And it is balls-to-the-wall stupid. Take this gem:
So Ryan's proposal is instructive not only because it clarifies the difference between liberal and conservative policy, which is that serious reductions in government mean serious reductions in popular entitlements; it's also instructive about the road ahead for the GOP.
This sentence doesn’t "work." The difference between two policies is an unverified fact which, true or false, would apply to the theory or execution of either policy. I think he’s trying to imply that the difference is conservative policy recognizes this fact, while liberal policy doesn’t. Of course, Suderman does nothing to justify this distinction, provides no research to verify that the one policy does or doesn’t accept this as true, and provides no example of how this hypothetical difference makes a difference. He’s saying that one "half" of the political spectrum doesn’t recognize some essential fact of reality. And he’s just tossing it out there with the lazy disregard of small talk.

Suderman compounds his failure by failing to attribute these beliefs to any actual people. I don’t know if it’s ignorance, laziness, or dishonesty. But something compels him to make this point absent any liberal people who espouse this idea. He hasn’t just failed to make a point here, he’s failed to make a point about nobody in particular. There are concentric spheres of intellectual laziness and rhetorical shallowness here, interconnected cogs, whirling away to produce nothing but noise. It may be that he recognizes no connection between people and ideas. His Newsweek is strong.

Ostensibly, none of this is even related to the article, which is about how the GOP needs to start being more constructive (and less GOP, I guess), and embrace the many-splendored Ryan Roadmap. Skip to the bottom of the article, though, and you see Suderman is on loan or something from Reason Magazine. If you have an embarrassing knowledge of the libertarian intelligentsia, you will realize that the whole thing is a sad gambit.

The libertarians have been trying for some time to shift the Republican Party into a culturally, morally, religiously null entity, a sort of soulless big business-supporting tax-cutting machine without all the spangles and glitter of hating gay people and bombing brown people and so on. Part of that means rejecting the "deep attachment" retirees and old people voters have to the social security "entitlement" they fucking paid for.

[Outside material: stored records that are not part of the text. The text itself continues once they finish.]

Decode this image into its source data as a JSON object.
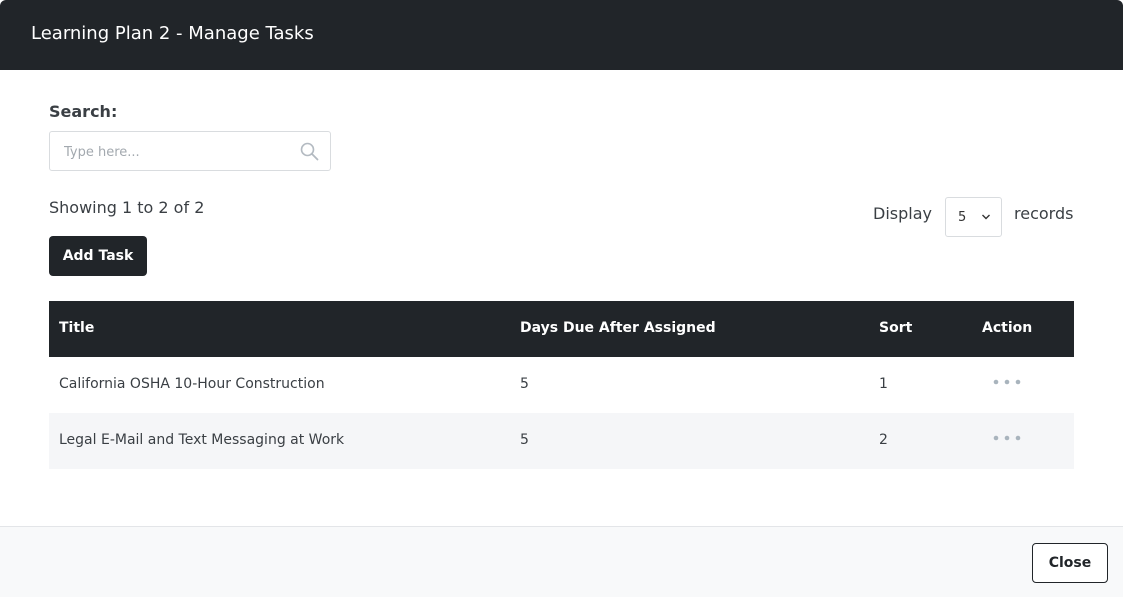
{
  "modal": {
    "title": "Learning Plan 2 - Manage Tasks"
  },
  "search": {
    "label": "Search:",
    "placeholder": "Type here...",
    "value": ""
  },
  "summary": {
    "showing": "Showing 1 to 2 of 2"
  },
  "pagination": {
    "display_label": "Display",
    "page_size": "5",
    "records_label": "records"
  },
  "toolbar": {
    "add_task_label": "Add Task"
  },
  "table": {
    "columns": [
      "Title",
      "Days Due After Assigned",
      "Sort",
      "Action"
    ],
    "rows": [
      {
        "title": "California OSHA 10-Hour Construction",
        "days_due": "5",
        "sort": "1"
      },
      {
        "title": "Legal E-Mail and Text Messaging at Work",
        "days_due": "5",
        "sort": "2"
      }
    ]
  },
  "footer": {
    "close_label": "Close"
  },
  "colors": {
    "header_bg": "#212529",
    "row_alt_bg": "#f5f6f8",
    "action_dots": "#a9b4bd"
  },
  "icons": {
    "search": "search-icon",
    "dropdown": "chevron-down-icon",
    "row_action": "more-horizontal-icon"
  }
}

I guess Suderman et al figured no one would notice this editorial slant in the hollow, echoing void of Newsweek. I was personally disappointed to learn that Newsweek is no longer even a primary source of honest emptiness. It’s like learning that a co-worker who constantly tells you mundane, meaningless stories was actually just stealing from another, equally boring co-worker, who read them in a creepy book about how to win friends and influence people. It’s still all nonsense and fluff, but now it’s dirty fluff. It’s like learning that crickets chirp in bad faith.